My life has been shaped by the mental illnesses of people close to me, as well as my own struggles. My most recent projects have been about centering those stories in an effort to tell the people closest to me that I see them, and that I love them.

We sometimes like to act as if the stigmas that surround mental illnesses are things of the past. But even if there aren't angry townsfolk on the streets ringing bells and shouting "Shame, Shame" at you, sometimes one's own internal gatekeeper is more cruel than anyone else could ever be.

Too often, our own biases about mental illness are buried so deeply, we don't even realize that they're there. How many psychologist's offices, for example, are still in hole-in-the-wall buildings a few blocks from Main Street? With semi-hidden entrances so you can keep out of sight. Mine is like that.

The concept of needing to seek out help can feel utterly repellent - even to me, and I know better.
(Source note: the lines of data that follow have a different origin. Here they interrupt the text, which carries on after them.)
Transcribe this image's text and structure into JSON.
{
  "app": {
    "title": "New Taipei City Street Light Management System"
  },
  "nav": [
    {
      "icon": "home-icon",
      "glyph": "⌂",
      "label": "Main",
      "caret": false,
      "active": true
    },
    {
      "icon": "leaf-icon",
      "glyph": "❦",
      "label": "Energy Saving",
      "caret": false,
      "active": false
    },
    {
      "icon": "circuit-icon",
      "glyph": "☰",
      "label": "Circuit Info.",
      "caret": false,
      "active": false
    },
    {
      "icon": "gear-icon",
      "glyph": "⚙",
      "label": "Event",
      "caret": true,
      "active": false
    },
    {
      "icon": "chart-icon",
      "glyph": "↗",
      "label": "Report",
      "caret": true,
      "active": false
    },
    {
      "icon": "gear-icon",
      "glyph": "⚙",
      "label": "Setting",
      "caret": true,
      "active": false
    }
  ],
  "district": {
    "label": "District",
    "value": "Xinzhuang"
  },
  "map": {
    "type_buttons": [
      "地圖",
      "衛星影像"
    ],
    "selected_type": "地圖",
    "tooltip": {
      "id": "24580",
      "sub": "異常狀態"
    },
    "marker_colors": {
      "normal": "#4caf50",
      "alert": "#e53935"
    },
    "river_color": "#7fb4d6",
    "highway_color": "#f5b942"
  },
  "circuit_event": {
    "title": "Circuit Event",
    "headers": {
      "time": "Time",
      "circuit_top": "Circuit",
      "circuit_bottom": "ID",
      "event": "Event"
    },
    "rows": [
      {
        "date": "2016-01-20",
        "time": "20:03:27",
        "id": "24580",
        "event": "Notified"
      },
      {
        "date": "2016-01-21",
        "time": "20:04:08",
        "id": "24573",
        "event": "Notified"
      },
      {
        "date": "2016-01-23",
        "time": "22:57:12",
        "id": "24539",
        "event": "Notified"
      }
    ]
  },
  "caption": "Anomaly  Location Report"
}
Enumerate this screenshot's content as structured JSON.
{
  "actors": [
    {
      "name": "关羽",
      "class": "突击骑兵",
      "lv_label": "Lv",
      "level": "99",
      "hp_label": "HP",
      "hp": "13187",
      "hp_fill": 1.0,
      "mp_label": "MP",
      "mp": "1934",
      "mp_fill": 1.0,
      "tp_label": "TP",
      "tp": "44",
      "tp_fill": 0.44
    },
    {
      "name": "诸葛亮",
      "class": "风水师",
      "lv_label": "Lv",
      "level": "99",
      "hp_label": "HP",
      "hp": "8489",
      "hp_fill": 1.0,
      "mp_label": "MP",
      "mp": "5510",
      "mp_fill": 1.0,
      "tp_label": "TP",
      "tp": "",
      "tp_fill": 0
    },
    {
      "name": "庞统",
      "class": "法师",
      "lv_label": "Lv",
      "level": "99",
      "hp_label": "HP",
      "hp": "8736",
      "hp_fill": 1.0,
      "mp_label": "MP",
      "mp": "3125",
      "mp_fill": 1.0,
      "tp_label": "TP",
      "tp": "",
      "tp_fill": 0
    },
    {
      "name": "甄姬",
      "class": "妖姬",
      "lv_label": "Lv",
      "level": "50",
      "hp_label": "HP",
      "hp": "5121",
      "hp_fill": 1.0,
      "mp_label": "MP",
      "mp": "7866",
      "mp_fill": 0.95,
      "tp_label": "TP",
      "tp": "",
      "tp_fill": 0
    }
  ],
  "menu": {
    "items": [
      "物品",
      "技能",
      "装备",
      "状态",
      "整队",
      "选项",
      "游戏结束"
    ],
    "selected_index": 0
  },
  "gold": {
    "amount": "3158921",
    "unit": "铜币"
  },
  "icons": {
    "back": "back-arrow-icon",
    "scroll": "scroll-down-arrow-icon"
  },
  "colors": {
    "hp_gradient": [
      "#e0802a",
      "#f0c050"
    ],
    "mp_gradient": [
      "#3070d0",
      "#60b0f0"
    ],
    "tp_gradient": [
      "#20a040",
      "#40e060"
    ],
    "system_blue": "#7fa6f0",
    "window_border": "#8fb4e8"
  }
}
There is no seeming failure more intimate, more embarrassing, more painful than losing the ability to regulate one's own mind.

So you ignore it; you put on a mask and pretend everything is fine. And then, when it gets so bad you can barely breathe, you want to hole up in a cave and never come out again.

But that's not living. Sometimes, you need help, and that's okay.

Oakdale, 1959 is a film about how neither pretending everything is fine nor hiding away is a real long term solution. In fact, either can lead to some truly tragic consequences.